When she was a little girl in India, Linno lost her right hand in an accident with fireworks. Ever since, she has been ashamed, dropping out of school and becoming the caretaker for her grandmother. The only thing that she treasures is her art, as she trains her left hand to create the beautiful pictures which were so effortless with her right. Her little sister Anju is incredibly intelligent. When Anju applies for a scholarship to study for a year in New York City, this is perceived as the opportunity to get her family out of India and to the US. Anju must succeed. When confronted with evidence of her own awkwardness and lack of originality during her interview, Anju decides to claim Linno’s pictures as her own and wins the scholarship on the basis of her sister’s talent. In New York City, Anju is haunted by her lies and by a friend of the mother who killed herself so many years ago. When she can no longer hide, Anju must confront the difficulties she’s created for herself and find out what really matters to her.
I really loved this book. My favorite part was how well the characters were drawn. Linno in particular was my favorite. She grows amazingly over the course of the novel, from the injured, mocked little girl into an amazing young woman fully capable of using her talents and getting what she’s dreamed. She confronts the evils of her own past and makes her own choices rather than getting married to another semi-disabled person and hiding in borrowed wealth.

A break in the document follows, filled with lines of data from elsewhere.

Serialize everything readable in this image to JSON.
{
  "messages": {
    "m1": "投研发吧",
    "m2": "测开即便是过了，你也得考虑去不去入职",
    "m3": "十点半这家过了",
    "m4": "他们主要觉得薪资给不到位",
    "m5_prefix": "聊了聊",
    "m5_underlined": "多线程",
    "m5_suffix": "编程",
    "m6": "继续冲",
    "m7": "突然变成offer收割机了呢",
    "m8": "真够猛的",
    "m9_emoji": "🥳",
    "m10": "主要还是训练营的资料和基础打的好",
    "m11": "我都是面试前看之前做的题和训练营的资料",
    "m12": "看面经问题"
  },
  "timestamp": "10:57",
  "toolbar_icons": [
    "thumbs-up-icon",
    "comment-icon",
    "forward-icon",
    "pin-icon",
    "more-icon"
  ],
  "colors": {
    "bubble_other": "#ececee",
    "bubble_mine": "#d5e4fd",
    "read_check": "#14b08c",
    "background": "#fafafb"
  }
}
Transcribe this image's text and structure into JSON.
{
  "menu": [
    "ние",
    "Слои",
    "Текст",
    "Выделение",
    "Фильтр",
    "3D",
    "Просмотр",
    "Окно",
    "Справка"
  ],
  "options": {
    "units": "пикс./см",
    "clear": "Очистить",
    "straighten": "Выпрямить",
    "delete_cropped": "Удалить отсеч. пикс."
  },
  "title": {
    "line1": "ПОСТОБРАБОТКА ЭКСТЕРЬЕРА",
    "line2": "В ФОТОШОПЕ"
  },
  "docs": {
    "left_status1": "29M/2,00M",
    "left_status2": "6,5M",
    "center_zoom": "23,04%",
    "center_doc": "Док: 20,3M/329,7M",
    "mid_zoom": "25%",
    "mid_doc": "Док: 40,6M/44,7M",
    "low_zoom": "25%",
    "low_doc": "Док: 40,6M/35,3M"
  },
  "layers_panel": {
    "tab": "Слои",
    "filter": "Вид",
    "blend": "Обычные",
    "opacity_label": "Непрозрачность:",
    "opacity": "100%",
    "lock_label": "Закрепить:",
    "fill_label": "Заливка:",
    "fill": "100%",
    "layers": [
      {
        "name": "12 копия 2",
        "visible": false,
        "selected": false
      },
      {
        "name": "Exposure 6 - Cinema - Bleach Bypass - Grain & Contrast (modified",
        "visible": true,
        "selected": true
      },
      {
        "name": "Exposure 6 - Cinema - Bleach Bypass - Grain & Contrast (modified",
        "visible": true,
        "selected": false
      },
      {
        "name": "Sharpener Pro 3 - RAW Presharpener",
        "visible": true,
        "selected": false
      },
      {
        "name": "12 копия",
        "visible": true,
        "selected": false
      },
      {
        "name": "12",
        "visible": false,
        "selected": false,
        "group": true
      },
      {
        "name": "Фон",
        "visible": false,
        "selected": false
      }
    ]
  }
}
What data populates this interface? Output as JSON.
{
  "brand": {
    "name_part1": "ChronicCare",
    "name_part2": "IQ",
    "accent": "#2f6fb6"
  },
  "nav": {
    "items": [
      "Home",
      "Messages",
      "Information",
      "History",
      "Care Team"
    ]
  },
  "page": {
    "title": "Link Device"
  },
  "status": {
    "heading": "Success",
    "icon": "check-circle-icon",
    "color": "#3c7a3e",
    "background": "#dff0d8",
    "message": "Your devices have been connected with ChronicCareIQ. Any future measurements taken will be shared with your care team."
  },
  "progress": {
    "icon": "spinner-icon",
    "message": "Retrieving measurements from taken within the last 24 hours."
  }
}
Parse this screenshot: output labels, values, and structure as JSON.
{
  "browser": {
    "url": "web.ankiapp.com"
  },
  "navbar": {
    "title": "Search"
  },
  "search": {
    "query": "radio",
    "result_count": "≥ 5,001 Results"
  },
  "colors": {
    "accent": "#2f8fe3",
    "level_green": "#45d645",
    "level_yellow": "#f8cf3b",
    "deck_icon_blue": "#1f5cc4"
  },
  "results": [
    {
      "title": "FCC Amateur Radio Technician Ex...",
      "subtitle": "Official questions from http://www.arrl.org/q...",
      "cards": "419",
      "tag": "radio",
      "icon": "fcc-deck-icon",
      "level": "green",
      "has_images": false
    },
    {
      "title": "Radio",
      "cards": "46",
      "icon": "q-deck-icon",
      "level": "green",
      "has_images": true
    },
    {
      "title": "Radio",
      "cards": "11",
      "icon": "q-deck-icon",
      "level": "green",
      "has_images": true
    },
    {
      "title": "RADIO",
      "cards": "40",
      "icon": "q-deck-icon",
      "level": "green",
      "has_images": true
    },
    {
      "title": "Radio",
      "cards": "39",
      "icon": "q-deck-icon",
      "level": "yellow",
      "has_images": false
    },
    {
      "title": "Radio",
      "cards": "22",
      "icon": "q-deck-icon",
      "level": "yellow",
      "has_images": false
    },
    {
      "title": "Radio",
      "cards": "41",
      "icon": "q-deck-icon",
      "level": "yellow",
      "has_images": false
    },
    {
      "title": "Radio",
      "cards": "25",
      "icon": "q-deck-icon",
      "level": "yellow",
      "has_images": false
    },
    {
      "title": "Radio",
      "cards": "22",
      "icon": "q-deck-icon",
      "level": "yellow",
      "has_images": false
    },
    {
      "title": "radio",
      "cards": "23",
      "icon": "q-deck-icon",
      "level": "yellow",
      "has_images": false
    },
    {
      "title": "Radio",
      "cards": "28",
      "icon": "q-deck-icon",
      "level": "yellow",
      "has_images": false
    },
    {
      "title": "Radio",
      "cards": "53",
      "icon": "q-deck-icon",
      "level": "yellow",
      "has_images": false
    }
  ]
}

Anju, while less appealing because of her pathological lies, is also a completely believable character. She’s forced to confront some hard truths in this book about who she is and what she is doing; she falls from the top of the world into its nasty underworld and honestly, it feels like she really learns that things aren’t going to be given to her and that grades aren’t all that matter in the world. People throughout the novel are set to use Anju for their own personal gain, to take her story and make it their own; by the end of the novel Anju has decided to take control of her story for herself. The other, less central characters are also fascinating, like Melvin and Bird and Gracie, Linno and Anju’s deceased mother.
The multi-culturalism in this novel was similarly interesting to me. I think one of the scenes that captures this best is when Linno has to make an invitation for a woman who does not want an authentic Asian design but rather one that reflects what she has seen on TV and in films. Linno has to struggle with her own knowledge of cultures and the way that they are perceived by outsiders, which I found to be a very interesting contrast. Anju experiences similar problems through her relationship with her host mother, a famous TV personality who while intent on enlightening people about Indian problems, has a worldview which doesn’t match up at all with the India that Anju was born and lived in. This always makes me wonder how different actual cultures are from the packaged versions presented on TV, in movies, and to tourists on visits. I’m not sure how accurate a picture books can give me, but I would hope that they push the boundaries a bit.
All in all, this is a great book. There are many layers to it but overall, it’s an engaging story. I grew to care about the characters and wished for them to succeed. I was sorry to let them go at the end of the novel, but I’ve been left with quite a bit to think about. This is readable literary fiction at its best. I completely recommend it.
Interesting aside: Did you know that Indian trains have open toilets and while traveling, the waste just falls onto the ground and whoever is unlucky enough to be standing underneath? I did not, but it’s in this book and I heard it on TV in the same week, so I went and looked it up. It’s true for some trains at least.